- _Task_
Using "įvesta" as the search string, find the matching lines below and copy them.

- _Supplied records_
• • • • • • •

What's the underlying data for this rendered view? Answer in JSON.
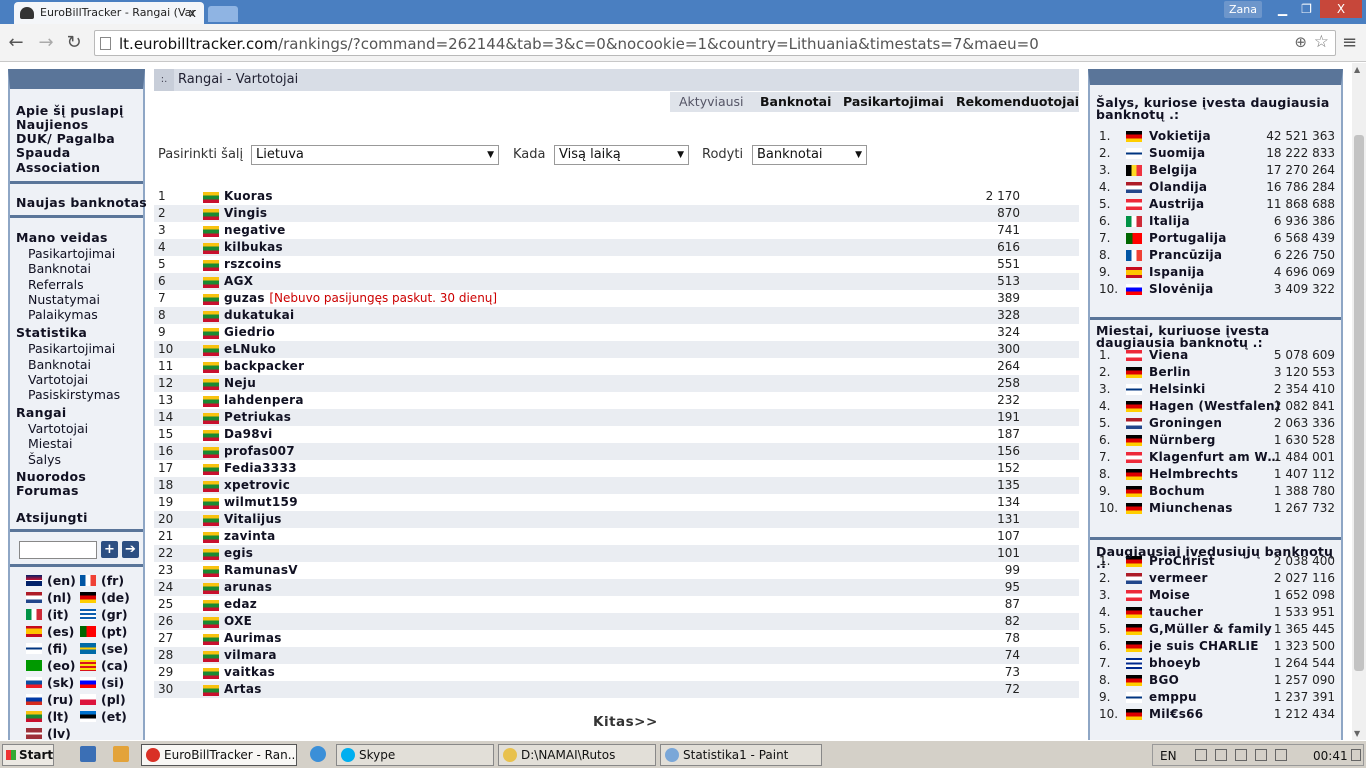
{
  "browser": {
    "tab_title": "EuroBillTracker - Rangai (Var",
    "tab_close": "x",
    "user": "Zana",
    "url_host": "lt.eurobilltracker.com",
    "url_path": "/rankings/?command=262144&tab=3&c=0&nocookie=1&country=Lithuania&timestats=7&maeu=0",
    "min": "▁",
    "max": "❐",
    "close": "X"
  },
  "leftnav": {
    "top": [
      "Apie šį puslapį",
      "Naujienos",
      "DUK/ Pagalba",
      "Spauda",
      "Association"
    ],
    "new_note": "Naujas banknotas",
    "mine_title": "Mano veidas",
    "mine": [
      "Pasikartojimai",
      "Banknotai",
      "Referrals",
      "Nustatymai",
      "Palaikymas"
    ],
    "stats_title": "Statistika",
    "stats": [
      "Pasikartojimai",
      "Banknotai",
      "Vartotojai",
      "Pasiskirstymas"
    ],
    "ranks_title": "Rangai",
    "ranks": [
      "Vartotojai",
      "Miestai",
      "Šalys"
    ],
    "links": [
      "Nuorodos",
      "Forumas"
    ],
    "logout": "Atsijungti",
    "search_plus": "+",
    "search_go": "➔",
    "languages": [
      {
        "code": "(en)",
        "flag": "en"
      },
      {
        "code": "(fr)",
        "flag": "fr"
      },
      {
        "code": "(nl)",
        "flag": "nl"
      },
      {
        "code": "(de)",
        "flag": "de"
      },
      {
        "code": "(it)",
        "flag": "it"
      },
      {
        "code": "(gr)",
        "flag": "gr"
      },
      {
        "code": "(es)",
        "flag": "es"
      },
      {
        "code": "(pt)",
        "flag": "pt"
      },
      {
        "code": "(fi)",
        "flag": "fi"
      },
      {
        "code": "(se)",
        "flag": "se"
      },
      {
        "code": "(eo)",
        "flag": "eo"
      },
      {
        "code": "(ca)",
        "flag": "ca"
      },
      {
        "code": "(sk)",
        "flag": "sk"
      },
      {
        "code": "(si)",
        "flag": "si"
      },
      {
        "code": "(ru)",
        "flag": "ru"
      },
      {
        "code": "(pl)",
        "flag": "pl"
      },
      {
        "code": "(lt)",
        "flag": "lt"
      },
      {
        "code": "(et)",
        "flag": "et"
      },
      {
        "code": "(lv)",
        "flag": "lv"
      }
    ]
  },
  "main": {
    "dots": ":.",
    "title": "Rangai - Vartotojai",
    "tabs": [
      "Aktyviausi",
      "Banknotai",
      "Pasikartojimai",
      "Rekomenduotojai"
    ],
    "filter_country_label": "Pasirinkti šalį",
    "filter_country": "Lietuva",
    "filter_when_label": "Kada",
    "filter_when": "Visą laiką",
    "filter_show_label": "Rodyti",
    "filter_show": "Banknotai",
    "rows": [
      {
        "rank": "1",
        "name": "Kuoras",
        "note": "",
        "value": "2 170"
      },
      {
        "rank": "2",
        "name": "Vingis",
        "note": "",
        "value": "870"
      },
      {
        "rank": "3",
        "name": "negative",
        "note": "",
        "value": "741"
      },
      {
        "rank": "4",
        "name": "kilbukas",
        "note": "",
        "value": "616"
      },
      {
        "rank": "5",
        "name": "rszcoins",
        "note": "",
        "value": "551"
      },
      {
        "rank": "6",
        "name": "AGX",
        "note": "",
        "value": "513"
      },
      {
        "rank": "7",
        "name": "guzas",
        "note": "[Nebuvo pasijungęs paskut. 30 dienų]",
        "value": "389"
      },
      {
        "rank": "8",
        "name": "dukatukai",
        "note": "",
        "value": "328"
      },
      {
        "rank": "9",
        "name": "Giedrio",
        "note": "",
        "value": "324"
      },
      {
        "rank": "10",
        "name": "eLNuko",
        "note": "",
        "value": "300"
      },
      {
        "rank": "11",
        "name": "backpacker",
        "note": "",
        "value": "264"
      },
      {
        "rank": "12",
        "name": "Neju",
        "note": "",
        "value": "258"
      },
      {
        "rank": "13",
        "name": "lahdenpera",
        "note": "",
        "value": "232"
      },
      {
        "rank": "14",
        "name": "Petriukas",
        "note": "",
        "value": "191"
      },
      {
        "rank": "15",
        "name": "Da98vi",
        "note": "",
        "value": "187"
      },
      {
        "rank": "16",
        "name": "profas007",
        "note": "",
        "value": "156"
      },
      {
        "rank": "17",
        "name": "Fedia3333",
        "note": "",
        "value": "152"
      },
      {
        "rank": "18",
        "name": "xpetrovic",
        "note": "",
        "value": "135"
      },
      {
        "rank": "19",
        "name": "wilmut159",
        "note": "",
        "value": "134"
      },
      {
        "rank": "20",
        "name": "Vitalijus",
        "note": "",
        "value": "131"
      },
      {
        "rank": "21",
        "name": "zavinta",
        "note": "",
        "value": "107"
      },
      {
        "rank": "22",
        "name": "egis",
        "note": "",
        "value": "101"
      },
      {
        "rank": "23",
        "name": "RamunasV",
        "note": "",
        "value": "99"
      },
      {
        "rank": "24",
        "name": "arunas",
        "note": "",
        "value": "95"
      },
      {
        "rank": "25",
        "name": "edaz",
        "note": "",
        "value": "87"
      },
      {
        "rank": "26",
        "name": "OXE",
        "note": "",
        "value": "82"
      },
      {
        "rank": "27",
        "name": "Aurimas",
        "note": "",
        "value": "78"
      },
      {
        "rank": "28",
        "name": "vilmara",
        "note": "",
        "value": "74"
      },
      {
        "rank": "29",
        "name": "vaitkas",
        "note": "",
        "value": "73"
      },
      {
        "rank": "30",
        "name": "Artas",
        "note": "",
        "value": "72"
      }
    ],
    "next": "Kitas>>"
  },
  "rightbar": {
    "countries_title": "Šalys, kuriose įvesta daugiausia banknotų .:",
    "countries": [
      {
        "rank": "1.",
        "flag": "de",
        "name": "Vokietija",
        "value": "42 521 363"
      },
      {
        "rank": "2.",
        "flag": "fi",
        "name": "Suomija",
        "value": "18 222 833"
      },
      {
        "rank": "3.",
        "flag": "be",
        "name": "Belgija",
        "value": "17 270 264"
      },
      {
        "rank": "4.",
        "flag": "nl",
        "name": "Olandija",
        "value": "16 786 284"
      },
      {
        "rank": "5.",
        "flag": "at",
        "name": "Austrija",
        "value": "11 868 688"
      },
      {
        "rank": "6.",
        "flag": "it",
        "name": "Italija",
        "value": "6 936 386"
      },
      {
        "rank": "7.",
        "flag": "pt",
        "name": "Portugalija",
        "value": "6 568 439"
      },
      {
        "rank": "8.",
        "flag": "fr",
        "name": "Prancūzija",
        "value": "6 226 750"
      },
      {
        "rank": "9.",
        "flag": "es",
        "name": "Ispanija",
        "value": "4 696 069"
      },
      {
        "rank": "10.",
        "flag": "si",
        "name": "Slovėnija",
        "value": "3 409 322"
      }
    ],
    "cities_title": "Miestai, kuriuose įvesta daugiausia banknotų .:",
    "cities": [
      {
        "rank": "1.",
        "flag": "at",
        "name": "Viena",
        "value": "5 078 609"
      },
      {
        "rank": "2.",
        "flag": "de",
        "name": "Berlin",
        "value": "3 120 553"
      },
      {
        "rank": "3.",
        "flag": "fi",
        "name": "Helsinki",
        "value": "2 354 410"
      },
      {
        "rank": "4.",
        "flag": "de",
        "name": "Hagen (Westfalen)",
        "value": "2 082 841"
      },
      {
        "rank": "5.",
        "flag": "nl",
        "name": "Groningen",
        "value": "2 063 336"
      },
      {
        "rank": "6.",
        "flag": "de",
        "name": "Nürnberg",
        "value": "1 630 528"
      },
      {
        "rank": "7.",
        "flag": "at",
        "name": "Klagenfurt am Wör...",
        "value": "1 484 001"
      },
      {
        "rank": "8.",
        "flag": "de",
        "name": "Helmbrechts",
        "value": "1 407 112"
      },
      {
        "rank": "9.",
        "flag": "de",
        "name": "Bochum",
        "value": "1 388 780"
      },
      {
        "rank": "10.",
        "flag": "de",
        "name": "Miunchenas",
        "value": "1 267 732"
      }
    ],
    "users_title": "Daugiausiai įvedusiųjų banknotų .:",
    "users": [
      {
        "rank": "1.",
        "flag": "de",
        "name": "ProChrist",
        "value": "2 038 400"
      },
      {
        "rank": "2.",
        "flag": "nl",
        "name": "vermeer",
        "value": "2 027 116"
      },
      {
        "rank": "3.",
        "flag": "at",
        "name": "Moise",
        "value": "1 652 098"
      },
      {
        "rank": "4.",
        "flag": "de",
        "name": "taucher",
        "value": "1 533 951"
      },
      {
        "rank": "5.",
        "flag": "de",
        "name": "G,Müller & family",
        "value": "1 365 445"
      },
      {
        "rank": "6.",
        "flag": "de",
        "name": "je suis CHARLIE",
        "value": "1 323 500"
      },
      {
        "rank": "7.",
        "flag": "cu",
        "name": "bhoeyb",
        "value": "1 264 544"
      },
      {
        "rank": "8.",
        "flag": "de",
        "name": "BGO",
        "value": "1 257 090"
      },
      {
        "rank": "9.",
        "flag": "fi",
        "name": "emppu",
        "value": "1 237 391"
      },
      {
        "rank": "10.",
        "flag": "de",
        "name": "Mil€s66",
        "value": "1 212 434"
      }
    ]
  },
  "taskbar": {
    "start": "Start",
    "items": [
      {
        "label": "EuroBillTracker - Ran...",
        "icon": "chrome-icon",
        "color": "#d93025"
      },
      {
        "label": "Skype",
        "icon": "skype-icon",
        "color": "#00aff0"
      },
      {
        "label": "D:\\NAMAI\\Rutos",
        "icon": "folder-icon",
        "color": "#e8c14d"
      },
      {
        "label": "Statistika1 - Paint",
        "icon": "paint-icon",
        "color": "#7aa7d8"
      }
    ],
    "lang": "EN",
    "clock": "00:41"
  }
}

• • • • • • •

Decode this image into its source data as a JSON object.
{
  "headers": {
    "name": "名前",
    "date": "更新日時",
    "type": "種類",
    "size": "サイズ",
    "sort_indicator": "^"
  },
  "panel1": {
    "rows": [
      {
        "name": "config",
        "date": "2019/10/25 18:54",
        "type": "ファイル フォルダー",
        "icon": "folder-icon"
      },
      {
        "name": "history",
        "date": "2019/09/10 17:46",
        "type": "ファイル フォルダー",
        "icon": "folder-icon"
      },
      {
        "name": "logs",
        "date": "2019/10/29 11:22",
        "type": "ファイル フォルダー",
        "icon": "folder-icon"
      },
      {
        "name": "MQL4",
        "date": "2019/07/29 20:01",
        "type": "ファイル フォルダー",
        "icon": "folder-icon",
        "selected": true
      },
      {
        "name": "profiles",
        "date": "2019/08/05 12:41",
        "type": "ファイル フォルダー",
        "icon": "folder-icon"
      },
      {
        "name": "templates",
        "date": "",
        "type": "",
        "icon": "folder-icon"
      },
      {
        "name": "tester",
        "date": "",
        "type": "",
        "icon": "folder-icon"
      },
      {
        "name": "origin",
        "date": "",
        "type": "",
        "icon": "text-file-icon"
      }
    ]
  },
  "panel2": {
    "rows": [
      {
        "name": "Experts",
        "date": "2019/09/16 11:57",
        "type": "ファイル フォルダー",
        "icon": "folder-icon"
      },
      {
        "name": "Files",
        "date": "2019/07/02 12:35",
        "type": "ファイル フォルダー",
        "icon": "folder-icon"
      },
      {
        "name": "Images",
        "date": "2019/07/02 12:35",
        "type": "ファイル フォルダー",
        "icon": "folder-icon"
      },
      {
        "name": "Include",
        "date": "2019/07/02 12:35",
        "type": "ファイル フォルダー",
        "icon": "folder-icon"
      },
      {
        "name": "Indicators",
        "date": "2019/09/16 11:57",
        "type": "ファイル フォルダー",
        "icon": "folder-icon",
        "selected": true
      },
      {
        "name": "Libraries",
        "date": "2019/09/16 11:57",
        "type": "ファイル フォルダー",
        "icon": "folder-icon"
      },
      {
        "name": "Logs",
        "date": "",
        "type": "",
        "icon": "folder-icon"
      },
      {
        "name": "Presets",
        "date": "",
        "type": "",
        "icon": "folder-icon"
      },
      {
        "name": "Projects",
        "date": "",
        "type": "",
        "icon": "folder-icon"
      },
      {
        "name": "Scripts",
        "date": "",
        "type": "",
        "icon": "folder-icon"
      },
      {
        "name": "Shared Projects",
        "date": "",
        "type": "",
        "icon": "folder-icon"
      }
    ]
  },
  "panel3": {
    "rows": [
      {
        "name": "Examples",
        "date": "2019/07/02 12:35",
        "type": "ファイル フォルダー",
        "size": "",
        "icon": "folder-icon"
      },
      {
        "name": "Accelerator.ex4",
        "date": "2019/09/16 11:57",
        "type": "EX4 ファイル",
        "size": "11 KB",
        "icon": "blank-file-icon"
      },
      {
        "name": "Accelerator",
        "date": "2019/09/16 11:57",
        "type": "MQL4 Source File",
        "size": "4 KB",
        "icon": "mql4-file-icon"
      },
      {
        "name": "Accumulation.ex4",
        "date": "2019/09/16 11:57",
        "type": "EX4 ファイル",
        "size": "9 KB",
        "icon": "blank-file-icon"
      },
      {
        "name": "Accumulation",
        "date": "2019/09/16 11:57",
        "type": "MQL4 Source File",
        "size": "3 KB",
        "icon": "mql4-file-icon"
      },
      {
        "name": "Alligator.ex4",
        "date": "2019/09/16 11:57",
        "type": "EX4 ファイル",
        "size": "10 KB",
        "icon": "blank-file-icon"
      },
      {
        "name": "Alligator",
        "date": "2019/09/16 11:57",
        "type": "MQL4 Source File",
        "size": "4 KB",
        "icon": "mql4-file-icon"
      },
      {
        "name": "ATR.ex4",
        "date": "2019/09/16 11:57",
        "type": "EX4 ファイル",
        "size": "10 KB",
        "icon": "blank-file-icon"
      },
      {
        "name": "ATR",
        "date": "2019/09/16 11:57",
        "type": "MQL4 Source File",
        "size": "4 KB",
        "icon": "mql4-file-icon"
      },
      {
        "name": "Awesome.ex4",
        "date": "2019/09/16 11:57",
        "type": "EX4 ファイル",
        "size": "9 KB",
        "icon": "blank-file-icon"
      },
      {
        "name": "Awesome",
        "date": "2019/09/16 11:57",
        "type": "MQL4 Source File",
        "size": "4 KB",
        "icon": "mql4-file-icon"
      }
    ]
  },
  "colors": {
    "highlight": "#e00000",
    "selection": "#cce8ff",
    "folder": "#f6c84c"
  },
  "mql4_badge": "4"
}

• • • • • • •

- _Response area_
    "countries_title": "Šalys, kuriose įvesta daugiausia banknotų .:",
    "cities_title": "Miestai, kuriuose įvesta daugiausia banknotų .:",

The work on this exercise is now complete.